BALTIMORE — Yankees Manager Aaron Boone spoke to reporters for 4 minutes 56 seconds late Friday night. He answered questions about Luke Voit, C. C. Sabathia and Zach Britton. He explained that performance would begin to dictate playing time and why he did not pinch-hit for Ronald Torreyes with the score tied late in Friday’s game.
What Boone did not discuss was Neil Walker.
For a player who had once been the voice of a franchise, if not the face of one — he was the Pittsburgh Pirates’ local boy made good, and he could articulate the team’s emotions on good days and bad — he has operated in the shadows this season as a Yankee.
Even on a night like Friday, when Walker delivered three hits, including the go-ahead home run in the 10th inning in an eventual victory, his contribution has largely gone unnoticed.

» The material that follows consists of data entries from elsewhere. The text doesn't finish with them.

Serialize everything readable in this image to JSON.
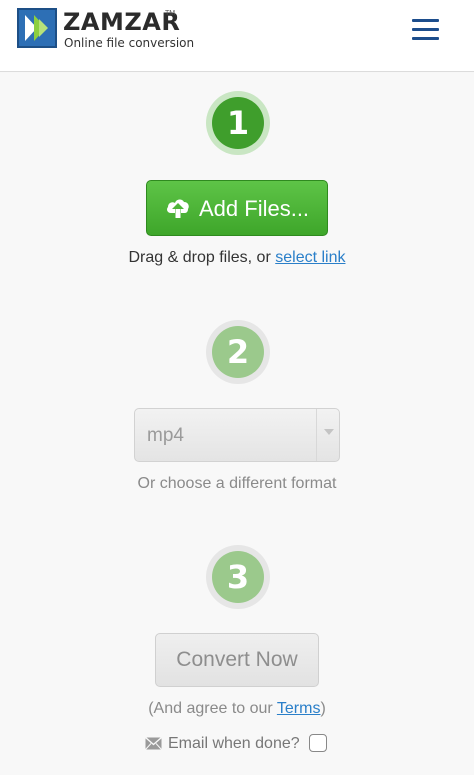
{
  "header": {
    "brand": "ZAMZAR",
    "trademark": "TM",
    "tagline": "Online file conversion",
    "logo_icon": "zamzar-logo-icon",
    "menu_icon": "hamburger-menu-icon"
  },
  "steps": {
    "one": "1",
    "two": "2",
    "three": "3"
  },
  "upload": {
    "button_label": "Add Files...",
    "button_icon": "cloud-upload-icon",
    "drag_text": "Drag & drop files, or",
    "select_link": "select link"
  },
  "format": {
    "selected": "mp4",
    "hint": "Or choose a different format"
  },
  "convert": {
    "button_label": "Convert Now",
    "agree_prefix": "(And agree to our",
    "terms_link": "Terms",
    "agree_suffix": ")",
    "email_label": "Email when done?",
    "email_icon": "envelope-icon",
    "email_checked": false
  },
  "colors": {
    "primary_green": "#3ea62a",
    "muted_green": "#9bc98c",
    "link_blue": "#2a7fc9",
    "menu_blue": "#1c4d8c"
  }
}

And yet as the Yankees’ performance has flattened over the last two months and injuries have piled up, with Aaron Judge, Gary Sanchez, Didi Gregorius, Gleyber Torres and Aroldis Chapman sidelined, Walker has emerged from a dreadful start to provide a reliable bat and a versatile glove.

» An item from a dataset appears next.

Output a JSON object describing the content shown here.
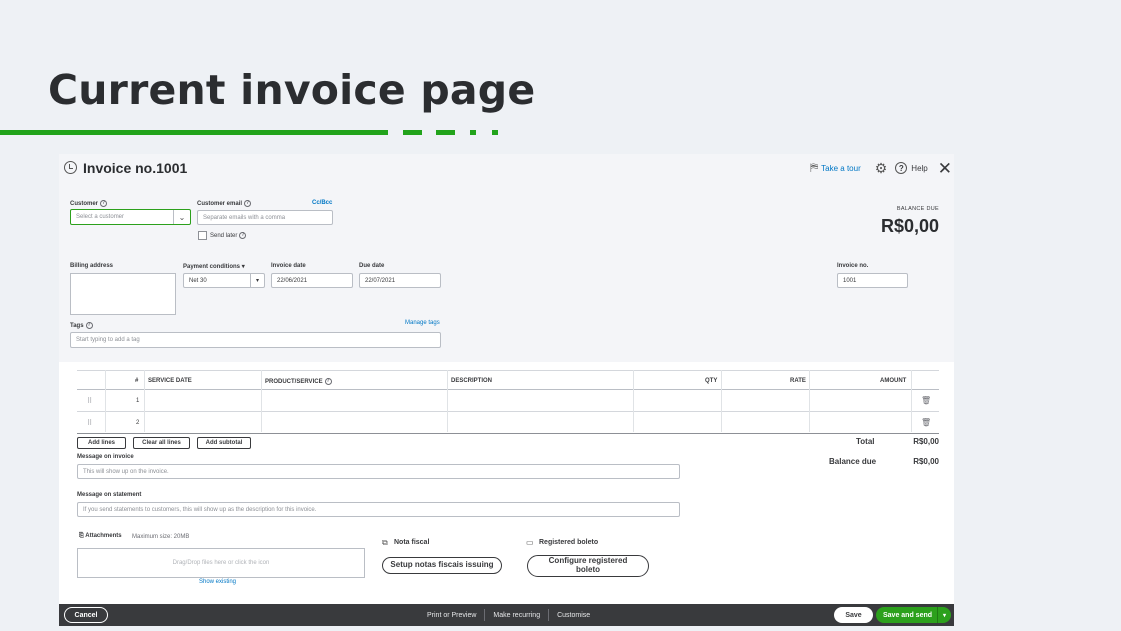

Since the All-Star break, Walker was batting .314 with a .914 on-base plus slugging percentage entering Saturday. Then he reached base for the ninth consecutive game when he was hit by a pitch on Saturday in the first game of a doubleheader in which the Yankees trounced the Orioles, 10-3, with home runs by Miguel Andujar, Aaron Hicks, Torres and Brett Gardner.
“What he’s been able to do for us over the last couple months, especially with guys down and the versatility he’s shown — playing first, second, third, sticking him in right field — he’s really been huge for us,” Boone said Saturday.
In the series here, Walker started in right field on Friday night, then moved to third, where he provides more reliable defense than Andujar. He started Saturday’s first game at second base, then was in right field for the second. He has batted fifth in four consecutive games.
Walker, 32, has long been prepared for such versatility.
He was a first-round draft pick as a catcher, but the Pirates moved him to third base after his bat came alive at Class AA Altoona in 2007, when they began to sour on their major league third baseman, Jose Bautista. But then the Pirates chose third baseman Pedro Alvarez with the second overall pick in 2008.
By the time Walker proved himself ready to hit in the big leagues in 2010, the Pirates stuck him at second base, where he became a fixture for six seasons.
“There’s no easy spot on the field to play — let’s be honest,” Walker said. “But I think moving from catcher to third base, the mind-set of doing something different and doing it at such a high level, gave me the confidence I could do it when I was asked to move a second time.”
He added: “I never thought I could be a second baseman in the major leagues — I never played there going back to Little League — and I did it for eight years. I never even played there in Little League. So anything outside of that, from a mentality standpoint, I can grasp the concept of it.”
Thus, when the Yankees, who have lost outfielders Jacoby Ellsbury, Clint Frazier, the since-traded Billy McKinney and Judge to injuries and had Giancarlo Stanton nursing a tender hamstring, Walker willingly raised his hand.
His versatility has necessitated lugging a large haul of equipment on the road: separate gloves for first, second and third base, and an outfielder’s glove. He is also the emergency catcher behind Austin Romine and Kyle Higashioka, so he carries a set of catcher’s equipment, too.
In June, when Walker played sporadically, he would do catching drills a couple of times a week. Since then, he has parceled his pregame workouts among several positions, trying to strike a balance between staying sharp and wearing himself out.
Of his newest position, Walker said: “You really have to digest where you are, who’s hitting, how the ball is coming off the bat, and you really don’t need to do that in the infield. It’s taken a little bit of extra focus on every pitch just to make sure I run through the checklist of what could possibly happen.”
Walker started his first career game in the outfield on Aug. 11 at Yankee Stadium. As it happened, the first ball hit to him in right field was a screaming liner by Joey Gallo of the Texas Rangers that swerved and dipped. As Walker gave chase, he dived tentatively and the ball bounced past him for a double.
Walker exhaled when Gallo did not score.
“That was a christening,” he said.
It also symbolized Walker’s serpentine journey with the Yankees. They tried to acquire him last August from the Mets, who instead sent him to Milwaukee. They also had discussions with him last winter before acquiring a cheaper, younger player in Brandon Drury. But with Walker among those finding almost no offers in a chilly free-agent market, he fell into their laps in March for one year with incentives that could earn him $4.5 million — a fourth of what he made last season.
Then an abysmal April, in which he batted .165; the emergence of rookies like Torres and Andujar; and Greg Bird’s return from surgery anchored Walker to the bench.
But a dire need, an awakened bat and all those gloves have provided an opportunity for Walker to quietly refashion himself. A player the Yankees could not afford to play is one whom, for the moment, they cannot do without.